London, Jan 18 (ANI): Global warming will damage economic and political stability to a far greater extent than previously imagined, according to new study.
Benjamin Olken, an economist at the Massachusetts Institute of Technology, said that global warming is not just going to devastate agriculture in developing countries, the link between “high temperatures and poor growth is much stronger than we”d realised.
Olken said that his team’’s study is the first to link climate change with economic growth, reports New Scientist.
The authors say that high temperatures could even undermine scientific productivity.
If global temperatures rise as predicted, the economic gap between rich and poor nations will have doubled a decade from now. In 50 years” time the gap will have widened 12-fold.
For the study, the team looked at how temperatures affected economic growth in the past 50 years.
The researchers found that while rich economies seemed resilient to temperature rises, the GDP of poor countries dropped by 1 per cent in years when those temperatures rose 1 degC or more above the regional average.
They also found that the number of scientific papers - a measure of innovation - also fell in poor countries in hot years, as did economic investment in the region.
Breakdown in government was more likely, as were political coups.
Olken said his results are consistent with other studies showing that high temperatures increase civil unrest, and that drought can lead to political instability.
The results were presented last week at a meeting of the American Economics Association, in San Francisco. (ANI)

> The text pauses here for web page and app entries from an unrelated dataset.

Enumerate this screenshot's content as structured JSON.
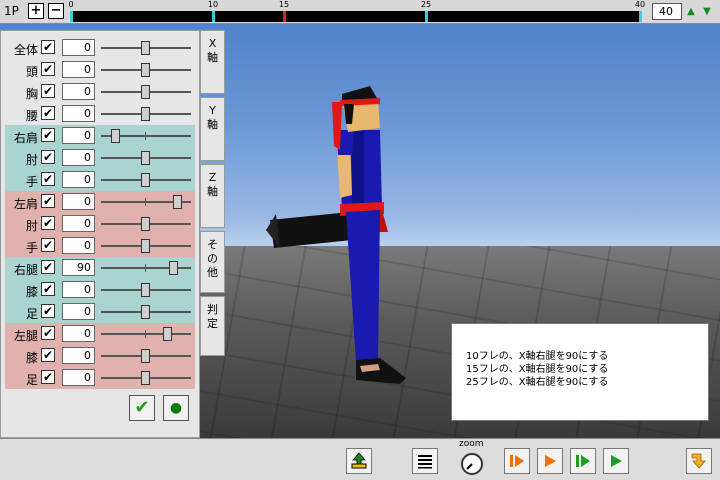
{
  "topbar": {
    "player_label": "1P",
    "plus_label": "+",
    "minus_label": "−",
    "timeline_markers": [
      "0",
      "10",
      "15",
      "25",
      "40"
    ],
    "frame_value": "40",
    "up_arrow": "▲",
    "down_arrow": "▼"
  },
  "panel": {
    "rows": [
      {
        "label": "全体",
        "checked": "✔",
        "value": "0"
      },
      {
        "label": "頭",
        "checked": "✔",
        "value": "0"
      },
      {
        "label": "胸",
        "checked": "✔",
        "value": "0"
      },
      {
        "label": "腰",
        "checked": "✔",
        "value": "0"
      },
      {
        "label": "右肩",
        "checked": "✔",
        "value": "0"
      },
      {
        "label": "肘",
        "checked": "✔",
        "value": "0"
      },
      {
        "label": "手",
        "checked": "✔",
        "value": "0"
      },
      {
        "label": "左肩",
        "checked": "✔",
        "value": "0"
      },
      {
        "label": "肘",
        "checked": "✔",
        "value": "0"
      },
      {
        "label": "手",
        "checked": "✔",
        "value": "0"
      },
      {
        "label": "右腿",
        "checked": "✔",
        "value": "90"
      },
      {
        "label": "膝",
        "checked": "✔",
        "value": "0"
      },
      {
        "label": "足",
        "checked": "✔",
        "value": "0"
      },
      {
        "label": "左腿",
        "checked": "✔",
        "value": "0"
      },
      {
        "label": "膝",
        "checked": "✔",
        "value": "0"
      },
      {
        "label": "足",
        "checked": "✔",
        "value": "0"
      }
    ],
    "ok_icon": "✔",
    "record_icon": "●"
  },
  "tabs": [
    {
      "label": "X\n軸"
    },
    {
      "label": "Y\n軸"
    },
    {
      "label": "Z\n軸"
    },
    {
      "label": "そ\nの\n他"
    },
    {
      "label": "判\n定"
    }
  ],
  "info": {
    "lines": [
      "10フレの、X軸右腿を90にする",
      "15フレの、X軸右腿を90にする",
      "25フレの、X軸右腿を90にする"
    ]
  },
  "bottombar": {
    "zoom_label": "zoom"
  },
  "colors": {
    "blue_group": "#a9d4d0",
    "red_group": "#e0b1ad",
    "timeline_cyan": "#30d0e0",
    "timeline_red": "#e02020",
    "play_green": "#1aa01a",
    "play_orange": "#f07000"
  }
}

Tags: american economics association, civil unrest, climate change, degc, economic gap, economic growth, economic investment, gap, global temperatures, global warming, high temperatures, london jan, massachusetts institute of technology, new scientist, political coups, political instability, political stability, poor countries, region breakdown, regional average